  64. Fire, Michael, and Carlos Guestrin (2019). “Over-Optimization of Academic Publishing Metrics: Observing Goodhart’s Law in Action.” GigaScience 8 (giz053). https://doi.org/10.1093/gigascience/giz053.
  65. Vogelsang, A., u0026amp; Borg, M. (2019, September). Requirements engineering for machine learning: Perspectives from data scientists. In 2019 IEEE 27th International Requirements Engineering Conference Workshops (REW) (pp. 245-251). IEEE
  66. Eckersley, P. (2018). Impossibility and Uncertainty Theorems in AI Value Alignment (or why your AGI should not have a utility function). arXiv preprint arXiv:1901.00064.
  67. Partnership on AI. Report on Algorithmic Risk Assessment Tools in the U.S. Criminal Justice System, Requirement 5.
  68. Eckersley, P. (2018). Impossibility and Uncertainty Theorems in AI Value Alignment (or why your AGI should not have a utility function). arXiv preprint arXiv:1901.00064.https://arxiv.org/abs/1901.00064

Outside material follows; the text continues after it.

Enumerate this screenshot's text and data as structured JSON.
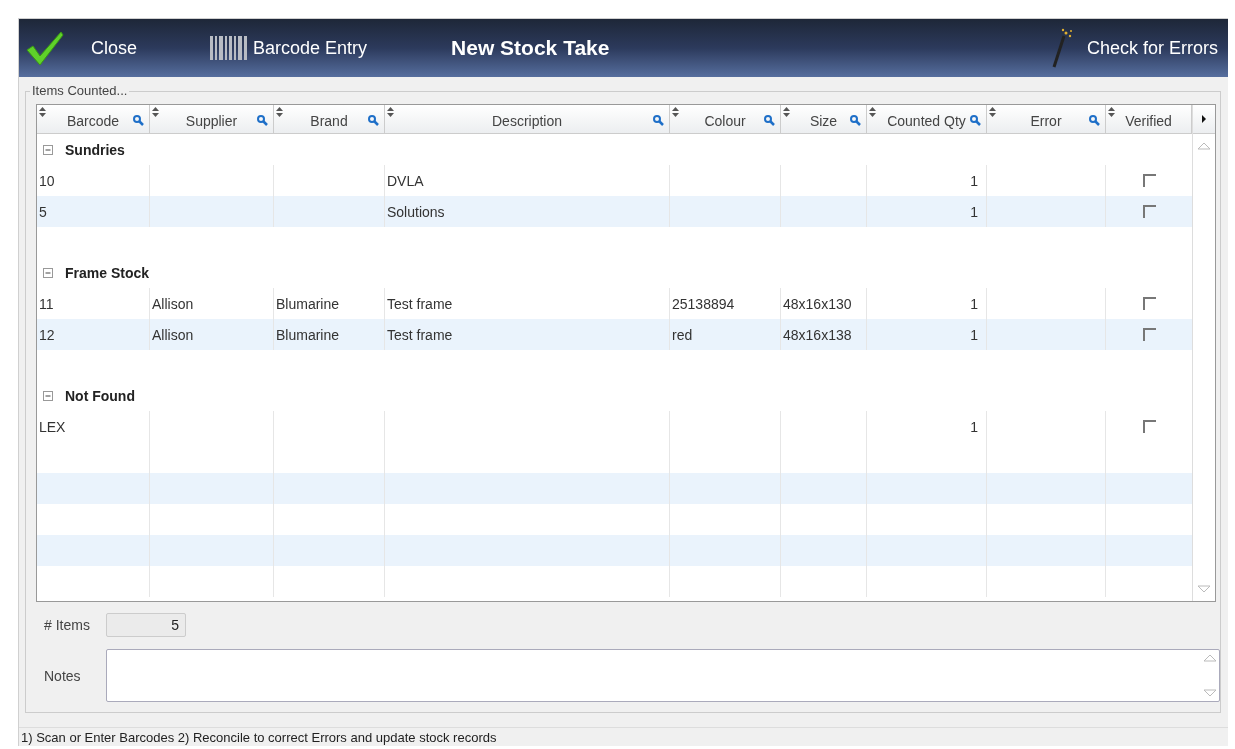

  69. If it is not, there is likely a bug in the code. Checking a predictive model's performance on the training set cannot distinguish irreducible error (which comes from intrinsic variance of the system) from error introduced by bias and variance in the estimator; this is universal, and has nothing to do with different settings or
  70. Selbst, Andrew D. and Boyd, Danah and Friedler, Sorelle and Venkatasubramanian, Suresh and Vertesi, Janet (2018). “Fairness and Abstraction in Sociotechnical Systems”, ACM Conference on Fairness, Accountability, and Transparency (FAT*). https://ssrn.com/abstract=3265913
  71. Tools that can be used to explore and audit the predictive model fairness include FairML, Lime, IBM AI Fairness 360, SHAP, Google What-If Tool, and many others
  72. Wagstaff, K. (2012). Machine learning that matters. arXiv preprint arXiv:1206.4656. https://arxiv.org/abs/1206.4656
Table of Contents